--- MATERIAL SHOWN ---
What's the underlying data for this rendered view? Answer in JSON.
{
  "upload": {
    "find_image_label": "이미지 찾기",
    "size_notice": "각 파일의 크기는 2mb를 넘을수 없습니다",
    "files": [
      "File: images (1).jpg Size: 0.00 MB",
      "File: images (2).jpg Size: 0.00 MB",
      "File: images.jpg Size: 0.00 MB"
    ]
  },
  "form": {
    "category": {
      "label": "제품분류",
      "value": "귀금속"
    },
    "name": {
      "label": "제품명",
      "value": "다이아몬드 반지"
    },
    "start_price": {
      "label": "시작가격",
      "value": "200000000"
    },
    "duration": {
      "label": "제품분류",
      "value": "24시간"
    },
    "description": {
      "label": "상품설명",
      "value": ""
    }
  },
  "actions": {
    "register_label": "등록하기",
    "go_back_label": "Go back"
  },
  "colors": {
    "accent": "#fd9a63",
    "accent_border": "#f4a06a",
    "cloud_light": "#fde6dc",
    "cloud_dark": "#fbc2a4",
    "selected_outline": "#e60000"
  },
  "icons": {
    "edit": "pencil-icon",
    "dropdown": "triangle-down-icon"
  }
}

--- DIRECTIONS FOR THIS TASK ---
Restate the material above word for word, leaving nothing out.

--- TASK SOLUTION ---
What's the underlying data for this rendered view? Answer in JSON.
{
  "upload": {
    "find_image_label": "이미지 찾기",
    "size_notice": "각 파일의 크기는 2mb를 넘을수 없습니다",
    "files": [
      "File: images (1).jpg Size: 0.00 MB",
      "File: images (2).jpg Size: 0.00 MB",
      "File: images.jpg Size: 0.00 MB"
    ]
  },
  "form": {
    "category": {
      "label": "제품분류",
      "value": "귀금속"
    },
    "name": {
      "label": "제품명",
      "value": "다이아몬드 반지"
    },
    "start_price": {
      "label": "시작가격",
      "value": "200000000"
    },
    "duration": {
      "label": "제품분류",
      "value": "24시간"
    },
    "description": {
      "label": "상품설명",
      "value": ""
    }
  },
  "actions": {
    "register_label": "등록하기",
    "go_back_label": "Go back"
  },
  "colors": {
    "accent": "#fd9a63",
    "accent_border": "#f4a06a",
    "cloud_light": "#fde6dc",
    "cloud_dark": "#fbc2a4",
    "selected_outline": "#e60000"
  },
  "icons": {
    "edit": "pencil-icon",
    "dropdown": "triangle-down-icon"
  }
}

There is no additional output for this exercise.